THAT NIGHT MARKED the beginning of a blizzard of coincidence. There were a few at first and then by the dozen. I would get the notion in my head to call Joe, and the phone would ring and it would be Joe. And then Michael, Micah, Adam, Andrea, Shannon, Sheerly, Terena, Tess, Howard, Kevin, Chad, Jori, and everyone else and over and over. I got very good at thinking of a song and turning on the radio to find it playing; I got better at thinking of someone and running into that person an hour later. These coincidences were the first of a long string of down-the-rabbit-hole experiences too numerous to recount. The novelist Michael Ondaatje once wrote, “The important thing is to be able to live in a place or a situation where you must use your sixth sense all the time,” and I agree completely, but it was starting to feel like I drank the wrong Kool-Aid.
It is not easy to describe the extent of this change. It was a hundred little things; it was nothing big. I realized my feelings quite literally felt different. At first it seemed like I had opened a door somewhere inside myself, that I had access to deeper levels of emotion, but then I realized that it was the emotions themselves that had changed. It was like someone had swapped out my limbic system and given me a brand-new one. All of this might sound like a good thing if you go in for that New Age gadgetry, but really, the rave scene never did it for me, and after all those years of feeling my feelings one way, having them feel radically different was a little like waking up with a new nose.
Then there were the times these new emotions did things I didn’t think emotions could do. I’d be in conversation with someone else, often a stranger, and be completely overtaken by a kind of full-body empathy. I was suddenly feeling not only all of my feelings but also those of the person I was talking to as well—an experience as startling as any I can recall.

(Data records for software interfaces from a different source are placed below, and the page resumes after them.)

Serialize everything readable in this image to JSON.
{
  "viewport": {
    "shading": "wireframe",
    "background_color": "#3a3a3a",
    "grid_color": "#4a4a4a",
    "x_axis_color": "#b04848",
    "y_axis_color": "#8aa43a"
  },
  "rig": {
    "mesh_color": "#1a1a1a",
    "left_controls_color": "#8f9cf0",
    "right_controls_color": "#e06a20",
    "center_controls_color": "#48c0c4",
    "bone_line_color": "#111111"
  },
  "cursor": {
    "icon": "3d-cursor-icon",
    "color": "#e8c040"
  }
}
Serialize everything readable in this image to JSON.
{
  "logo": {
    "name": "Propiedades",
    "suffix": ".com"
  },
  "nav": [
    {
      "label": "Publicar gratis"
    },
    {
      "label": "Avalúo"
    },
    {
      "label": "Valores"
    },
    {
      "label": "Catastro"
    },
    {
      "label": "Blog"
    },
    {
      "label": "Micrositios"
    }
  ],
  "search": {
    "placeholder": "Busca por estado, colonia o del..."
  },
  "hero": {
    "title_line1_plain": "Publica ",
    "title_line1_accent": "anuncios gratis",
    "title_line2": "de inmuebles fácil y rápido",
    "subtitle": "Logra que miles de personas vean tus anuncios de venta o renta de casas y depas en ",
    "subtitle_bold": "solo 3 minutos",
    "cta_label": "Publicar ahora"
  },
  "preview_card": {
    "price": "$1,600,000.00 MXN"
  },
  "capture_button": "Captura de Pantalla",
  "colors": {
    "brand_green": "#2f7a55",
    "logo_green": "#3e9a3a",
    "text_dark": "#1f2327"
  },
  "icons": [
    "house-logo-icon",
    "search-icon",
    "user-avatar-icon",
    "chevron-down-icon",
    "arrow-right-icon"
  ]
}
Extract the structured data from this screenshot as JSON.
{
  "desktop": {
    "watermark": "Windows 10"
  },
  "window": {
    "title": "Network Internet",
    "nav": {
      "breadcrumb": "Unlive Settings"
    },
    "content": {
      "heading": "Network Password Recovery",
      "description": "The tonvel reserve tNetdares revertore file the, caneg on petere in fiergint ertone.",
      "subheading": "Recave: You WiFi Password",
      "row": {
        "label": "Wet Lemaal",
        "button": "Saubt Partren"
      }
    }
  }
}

James Austin, a professor emeritus of neurology at the University of Colorado, writes that such expansive empathy is a normal product of spiritual experience. In his exhaustive inquiry into the neuroscience of Buddhism, Zen and the Brain, Austin notes: “Zen meditation has been used to nurture empathy in psychological counselors at the master’s degree level. After only four weeks of regular zazen, these student counselors increased their effective sensitivity and openness to experience.” But I was not meditating; I was just surfing.
A few weeks later I was surfing a Santa Monica beachbreak. The sun was bright, the sky clear. The waves were in the head-high range, the tide heading low. I had been out for almost two hours, no great rides, a few good ones. I decided to catch one last wave and call it quits. My choice wasn’t anything special, a fast right, with maybe just enough shoulder to carry me. I took a few strokes to line up with the peak, a few more to catch the wave, and then everything got quiet, too quiet. Surfing is usually accompanied by a dull roar, the constant thump of a few thousand pounds of water collapsing in on itself, but in those moments I heard nothing. The sound had just cut out. Gone elsewhere, perhaps Tahiti.
The silence caught me unaware. I looked around, trying to figure out what was happening, and suddenly realized that it wasn’t just that the sound had disappeared; it was that my whole world was now moving past in freeze-frame. Time had slowed, somehow, like someone had turned the temporal tap down low. My brain and body, my thoughts and reflexes, seemed wildly accelerated, but everything else had been reduced to a lollygagging crawl. Time was moving so slowly that I could see every inch of the water, every surface nub, every shadowy nuance. It was then that I noticed my peripheral vision was extended, almost panoramic. I had the strange sensation of thinking that I was seeing out of the back of my head. And then the wave, still in slow motion, began to close out.
I watched the wall set up, the water suck off the bottom, the curl begin to pitch. There was nowhere to go, and I was certain to fall. But I didn’t fall. Somehow I sucked my knees toward my chest and floated across the closeout, dropping off the far end and into the next section of wave. I made that section and then strung together a complicated series of maneuvers despite the fact that I had never done any of them before, nor had I any idea how to do them. All of this was just happening. It was clearly impossible. Mine might be a world where I knew who was on the other end of the phone before I answered it or what song was playing on the radio before the radio had been turned on—these, at least, were the kinds of anomalous events familiar to many—but a world where time slowed, where sound vanished, where vision worked in 360 degrees and I could really surf—this was an entirely new species of juju.
Unfortunately, this was not a species of juju that was meant to last. The next time I got back in the water, I had returned to my plebeian ways. Time went back to its traditional second-by-second progression. My vision was no longer panoramic, my aerial assault no longer a part of my skill set. In fact, it seemed that my entire newfound arsenal—the slashes and floaters and whatever—had been lost in the dustbin of memory. Everything had returned to normal, but suddenly normal wasn’t good enough.
From West of Jesus, ©2006 by Steven Kotler. Reprinted by permission of Bloomsbury USA.
This article is available to subscribers only. Subscribe now for immediate access to the magazine plus video teachings, films, e-books, and more.Subscribe Now
Already a subscriber? Log in.